Whether it is auto or a man-powered bicycle, hold on for the ride of your life. I love when I get a savage driver and he just knows nothing of the brake pedal. I usually avoid any trouble on my travels but I was in three crashes in Varanasi. These guys go hard! The horns create a beautiful symphony that I never want to hear again!
Enjoy the rooftop cafe‘s
One of my favorite parts about Varanasi is how all the signs are hand painted onto the walls. I would sometimes follow the signs for what seemed like an hour before finally arriving to a cafe. If you aren’t in a rush pick a random sign and see what rooftop near the ghats you end up on. Grab a drink and watch life below.
Things to know about Varanasi
- Spiritual Significance: Varanasi, also known as Benares or Kashi, is one of the oldest continuously inhabited cities in the world and is considered extremely sacred in Hinduism. It is believed to be the abode of Lord Shiva and is one of the seven holy cities in India.
- Ghats and the Ganges: Varanasi is situated on the banks of the river Ganges, and the city’s numerous ghats, or riverfront steps, are integral to its identity. Each ghat has its own significance and story, with some used for bathing and some for cremation rituals.
- Temples: The city is home to an estimated 23,000 temples, including the famous Kashi Vishwanath Temple, one of the twelve Jyotirlingas and a major pilgrimage site.
- Aarti Ceremony: The evening Ganga Aarti at Dashashwamedh Ghat is a must-experience event. It’s a grand ritual that involves chanting, incense, fire, and a lot of devotion.
- Cuisine: Varanasi is also famous for its unique cuisine. Street food is a significant part of the city’s culinary culture, with delicacies like paan, chaat, lassi, and a variety of sweets.
- Silk Weaving: The city is renowned for its silk weaving, particularly for the production of Banarasi sarees. The intricate designs and quality of these sarees make them a sought-after item across India.
- Death and Moksha: Many Hindus believe that dying in Varanasi liberates the soul from the cycle of birth and death. As such, there are specific ghats, like Manikarnika Ghat, designated for cremation ceremonies.
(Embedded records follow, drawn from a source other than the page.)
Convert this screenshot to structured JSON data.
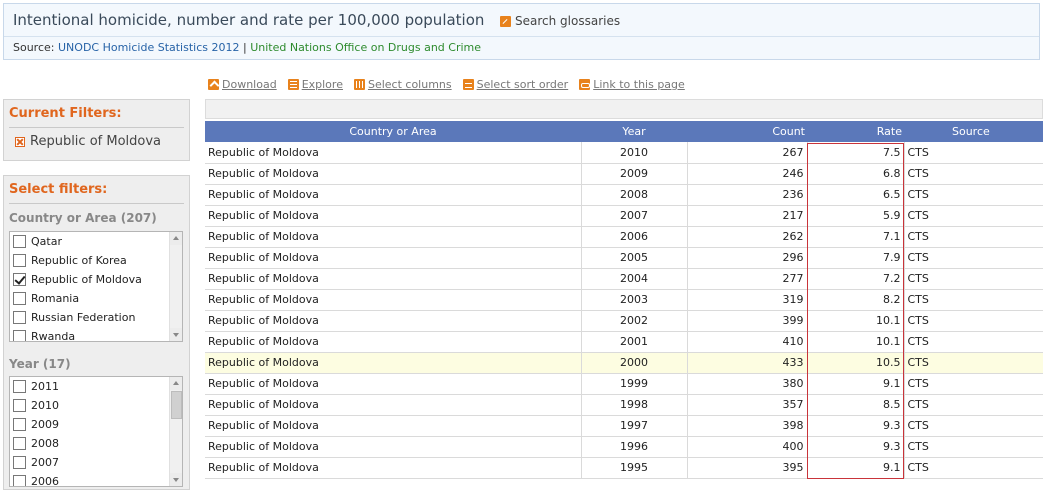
{
  "header": {
    "title": "Intentional homicide, number and rate per 100,000 population",
    "glossary_label": "Search glossaries",
    "source_prefix": "Source:",
    "source_link1": "UNODC Homicide Statistics 2012",
    "source_sep": "|",
    "source_link2": "United Nations Office on Drugs and Crime"
  },
  "toolbar": {
    "download": "Download",
    "explore": "Explore",
    "select_columns": "Select columns",
    "sort_order": "Select sort order",
    "link_page": "Link to this page"
  },
  "current_filters": {
    "title": "Current Filters:",
    "item": "Republic of Moldova"
  },
  "select_filters": {
    "title": "Select filters:",
    "country_heading": "Country or Area (207)",
    "country_options": [
      {
        "label": "Qatar",
        "checked": false
      },
      {
        "label": "Republic of Korea",
        "checked": false
      },
      {
        "label": "Republic of Moldova",
        "checked": true
      },
      {
        "label": "Romania",
        "checked": false
      },
      {
        "label": "Russian Federation",
        "checked": false
      },
      {
        "label": "Rwanda",
        "checked": false
      }
    ],
    "year_heading": "Year (17)",
    "year_options": [
      {
        "label": "2011",
        "checked": false
      },
      {
        "label": "2010",
        "checked": false
      },
      {
        "label": "2009",
        "checked": false
      },
      {
        "label": "2008",
        "checked": false
      },
      {
        "label": "2007",
        "checked": false
      },
      {
        "label": "2006",
        "checked": false
      }
    ]
  },
  "table": {
    "columns": [
      "Country or Area",
      "Year",
      "Count",
      "Rate",
      "Source"
    ],
    "highlight_year": "2000",
    "rows": [
      [
        "Republic of Moldova",
        "2010",
        "267",
        "7.5",
        "CTS"
      ],
      [
        "Republic of Moldova",
        "2009",
        "246",
        "6.8",
        "CTS"
      ],
      [
        "Republic of Moldova",
        "2008",
        "236",
        "6.5",
        "CTS"
      ],
      [
        "Republic of Moldova",
        "2007",
        "217",
        "5.9",
        "CTS"
      ],
      [
        "Republic of Moldova",
        "2006",
        "262",
        "7.1",
        "CTS"
      ],
      [
        "Republic of Moldova",
        "2005",
        "296",
        "7.9",
        "CTS"
      ],
      [
        "Republic of Moldova",
        "2004",
        "277",
        "7.2",
        "CTS"
      ],
      [
        "Republic of Moldova",
        "2003",
        "319",
        "8.2",
        "CTS"
      ],
      [
        "Republic of Moldova",
        "2002",
        "399",
        "10.1",
        "CTS"
      ],
      [
        "Republic of Moldova",
        "2001",
        "410",
        "10.1",
        "CTS"
      ],
      [
        "Republic of Moldova",
        "2000",
        "433",
        "10.5",
        "CTS"
      ],
      [
        "Republic of Moldova",
        "1999",
        "380",
        "9.1",
        "CTS"
      ],
      [
        "Republic of Moldova",
        "1998",
        "357",
        "8.5",
        "CTS"
      ],
      [
        "Republic of Moldova",
        "1997",
        "398",
        "9.3",
        "CTS"
      ],
      [
        "Republic of Moldova",
        "1996",
        "400",
        "9.3",
        "CTS"
      ],
      [
        "Republic of Moldova",
        "1995",
        "395",
        "9.1",
        "CTS"
      ]
    ]
  }
}
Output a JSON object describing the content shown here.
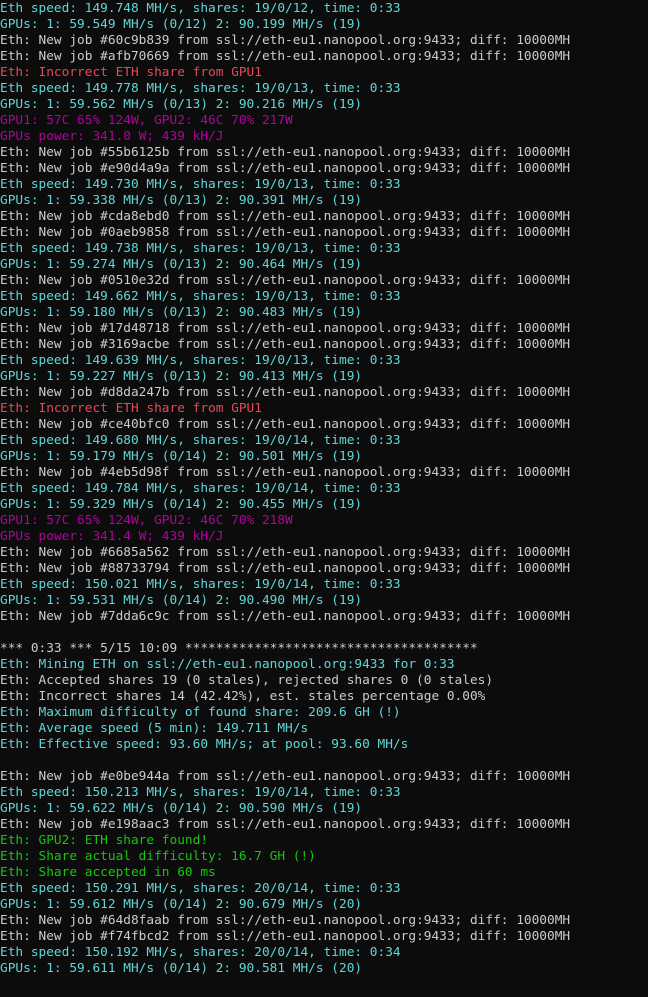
{
  "colors": {
    "background": "#0c0c0c",
    "cyan": "#61d6d6",
    "gray": "#cccccc",
    "red": "#e74856",
    "magenta": "#b4009e",
    "green": "#16c60c"
  },
  "lines": [
    {
      "text": "Eth speed: 149.748 MH/s, shares: 19/0/12, time: 0:33",
      "color": "cyan"
    },
    {
      "text": "GPUs: 1: 59.549 MH/s (0/12) 2: 90.199 MH/s (19)",
      "color": "cyan"
    },
    {
      "text": "Eth: New job #60c9b839 from ssl://eth-eu1.nanopool.org:9433; diff: 10000MH",
      "color": "gray"
    },
    {
      "text": "Eth: New job #afb70669 from ssl://eth-eu1.nanopool.org:9433; diff: 10000MH",
      "color": "gray"
    },
    {
      "text": "Eth: Incorrect ETH share from GPU1",
      "color": "red"
    },
    {
      "text": "Eth speed: 149.778 MH/s, shares: 19/0/13, time: 0:33",
      "color": "cyan"
    },
    {
      "text": "GPUs: 1: 59.562 MH/s (0/13) 2: 90.216 MH/s (19)",
      "color": "cyan"
    },
    {
      "text": "GPU1: 57C 65% 124W, GPU2: 46C 70% 217W",
      "color": "magenta"
    },
    {
      "text": "GPUs power: 341.0 W; 439 kH/J",
      "color": "magenta"
    },
    {
      "text": "Eth: New job #55b6125b from ssl://eth-eu1.nanopool.org:9433; diff: 10000MH",
      "color": "gray"
    },
    {
      "text": "Eth: New job #e90d4a9a from ssl://eth-eu1.nanopool.org:9433; diff: 10000MH",
      "color": "gray"
    },
    {
      "text": "Eth speed: 149.730 MH/s, shares: 19/0/13, time: 0:33",
      "color": "cyan"
    },
    {
      "text": "GPUs: 1: 59.338 MH/s (0/13) 2: 90.391 MH/s (19)",
      "color": "cyan"
    },
    {
      "text": "Eth: New job #cda8ebd0 from ssl://eth-eu1.nanopool.org:9433; diff: 10000MH",
      "color": "gray"
    },
    {
      "text": "Eth: New job #0aeb9858 from ssl://eth-eu1.nanopool.org:9433; diff: 10000MH",
      "color": "gray"
    },
    {
      "text": "Eth speed: 149.738 MH/s, shares: 19/0/13, time: 0:33",
      "color": "cyan"
    },
    {
      "text": "GPUs: 1: 59.274 MH/s (0/13) 2: 90.464 MH/s (19)",
      "color": "cyan"
    },
    {
      "text": "Eth: New job #0510e32d from ssl://eth-eu1.nanopool.org:9433; diff: 10000MH",
      "color": "gray"
    },
    {
      "text": "Eth speed: 149.662 MH/s, shares: 19/0/13, time: 0:33",
      "color": "cyan"
    },
    {
      "text": "GPUs: 1: 59.180 MH/s (0/13) 2: 90.483 MH/s (19)",
      "color": "cyan"
    },
    {
      "text": "Eth: New job #17d48718 from ssl://eth-eu1.nanopool.org:9433; diff: 10000MH",
      "color": "gray"
    },
    {
      "text": "Eth: New job #3169acbe from ssl://eth-eu1.nanopool.org:9433; diff: 10000MH",
      "color": "gray"
    },
    {
      "text": "Eth speed: 149.639 MH/s, shares: 19/0/13, time: 0:33",
      "color": "cyan"
    },
    {
      "text": "GPUs: 1: 59.227 MH/s (0/13) 2: 90.413 MH/s (19)",
      "color": "cyan"
    },
    {
      "text": "Eth: New job #d8da247b from ssl://eth-eu1.nanopool.org:9433; diff: 10000MH",
      "color": "gray"
    },
    {
      "text": "Eth: Incorrect ETH share from GPU1",
      "color": "red"
    },
    {
      "text": "Eth: New job #ce40bfc0 from ssl://eth-eu1.nanopool.org:9433; diff: 10000MH",
      "color": "gray"
    },
    {
      "text": "Eth speed: 149.680 MH/s, shares: 19/0/14, time: 0:33",
      "color": "cyan"
    },
    {
      "text": "GPUs: 1: 59.179 MH/s (0/14) 2: 90.501 MH/s (19)",
      "color": "cyan"
    },
    {
      "text": "Eth: New job #4eb5d98f from ssl://eth-eu1.nanopool.org:9433; diff: 10000MH",
      "color": "gray"
    },
    {
      "text": "Eth speed: 149.784 MH/s, shares: 19/0/14, time: 0:33",
      "color": "cyan"
    },
    {
      "text": "GPUs: 1: 59.329 MH/s (0/14) 2: 90.455 MH/s (19)",
      "color": "cyan"
    },
    {
      "text": "GPU1: 57C 65% 124W, GPU2: 46C 70% 218W",
      "color": "magenta"
    },
    {
      "text": "GPUs power: 341.4 W; 439 kH/J",
      "color": "magenta"
    },
    {
      "text": "Eth: New job #6685a562 from ssl://eth-eu1.nanopool.org:9433; diff: 10000MH",
      "color": "gray"
    },
    {
      "text": "Eth: New job #88733794 from ssl://eth-eu1.nanopool.org:9433; diff: 10000MH",
      "color": "gray"
    },
    {
      "text": "Eth speed: 150.021 MH/s, shares: 19/0/14, time: 0:33",
      "color": "cyan"
    },
    {
      "text": "GPUs: 1: 59.531 MH/s (0/14) 2: 90.490 MH/s (19)",
      "color": "cyan"
    },
    {
      "text": "Eth: New job #7dda6c9c from ssl://eth-eu1.nanopool.org:9433; diff: 10000MH",
      "color": "gray"
    },
    {
      "text": "",
      "color": "gray"
    },
    {
      "text": "*** 0:33 *** 5/15 10:09 **************************************",
      "color": "gray"
    },
    {
      "text": "Eth: Mining ETH on ssl://eth-eu1.nanopool.org:9433 for 0:33",
      "color": "cyan"
    },
    {
      "text": "Eth: Accepted shares 19 (0 stales), rejected shares 0 (0 stales)",
      "color": "gray"
    },
    {
      "text": "Eth: Incorrect shares 14 (42.42%), est. stales percentage 0.00%",
      "color": "gray"
    },
    {
      "text": "Eth: Maximum difficulty of found share: 209.6 GH (!)",
      "color": "cyan"
    },
    {
      "text": "Eth: Average speed (5 min): 149.711 MH/s",
      "color": "cyan"
    },
    {
      "text": "Eth: Effective speed: 93.60 MH/s; at pool: 93.60 MH/s",
      "color": "cyan"
    },
    {
      "text": "",
      "color": "gray"
    },
    {
      "text": "Eth: New job #e0be944a from ssl://eth-eu1.nanopool.org:9433; diff: 10000MH",
      "color": "gray"
    },
    {
      "text": "Eth speed: 150.213 MH/s, shares: 19/0/14, time: 0:33",
      "color": "cyan"
    },
    {
      "text": "GPUs: 1: 59.622 MH/s (0/14) 2: 90.590 MH/s (19)",
      "color": "cyan"
    },
    {
      "text": "Eth: New job #e198aac3 from ssl://eth-eu1.nanopool.org:9433; diff: 10000MH",
      "color": "gray"
    },
    {
      "text": "Eth: GPU2: ETH share found!",
      "color": "green"
    },
    {
      "text": "Eth: Share actual difficulty: 16.7 GH (!)",
      "color": "green"
    },
    {
      "text": "Eth: Share accepted in 60 ms",
      "color": "green"
    },
    {
      "text": "Eth speed: 150.291 MH/s, shares: 20/0/14, time: 0:33",
      "color": "cyan"
    },
    {
      "text": "GPUs: 1: 59.612 MH/s (0/14) 2: 90.679 MH/s (20)",
      "color": "cyan"
    },
    {
      "text": "Eth: New job #64d8faab from ssl://eth-eu1.nanopool.org:9433; diff: 10000MH",
      "color": "gray"
    },
    {
      "text": "Eth: New job #f74fbcd2 from ssl://eth-eu1.nanopool.org:9433; diff: 10000MH",
      "color": "gray"
    },
    {
      "text": "Eth speed: 150.192 MH/s, shares: 20/0/14, time: 0:34",
      "color": "cyan"
    },
    {
      "text": "GPUs: 1: 59.611 MH/s (0/14) 2: 90.581 MH/s (20)",
      "color": "cyan"
    }
  ]
}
- Cultural Centre: Varanasi is a cultural and educational hub, home to the Banaras Hindu University, one of the largest residential universities in Asia. The city is also known for its music, literature, and arts.
- Respect Local Customs: While visiting, it’s crucial to respect local customs, particularly when visiting religious sites. Dress modestly, refrain from taking photographs where it’s not allowed, and follow the instructions of temple authorities.
- Best Time to Visit: The best time to visit Varanasi is during the cooler months from October to March. The city also hosts numerous festivals throughout the year, with Dev Deepawali and Shivaratri being particularly significant and celebrated with great fervor.
Best time to visit Varanasi
The best time to visit Varanasi is during the cooler months, typically from October to March. During these months, the temperature is comfortable for sightseeing, making it an ideal time to explore the city, its temples, and the numerous ghats along the Ganges River.
In terms of festivals, Varanasi is vibrant throughout the year with numerous religious events and ceremonies. However, two festivals stand out:
- Dev Deepawali: Celebrated on the full moon day in the month of Kartik (usually in November), Dev Deepawali is a grand festival where all the ghats are lit up with oil lamps, and the sight is truly spectacular.
- Maha Shivaratri: Usually falling in February or March, Maha Shivaratri is a major festival in Varanasi, dedicated to Lord Shiva. The Kashi Vishwanath Temple hosts elaborate celebrations, and the whole city gets involved in the festivities.
Remember, the city can get quite crowded during these major festivals, so if you plan to visit during these times, book your accommodations well in advance. Also, while the city has its charm during these peak seasons, visiting during the off-season can offer a different, quieter experience.
I hope you enjoyed this guide to the unique things to do in Varanasi and have a great journey.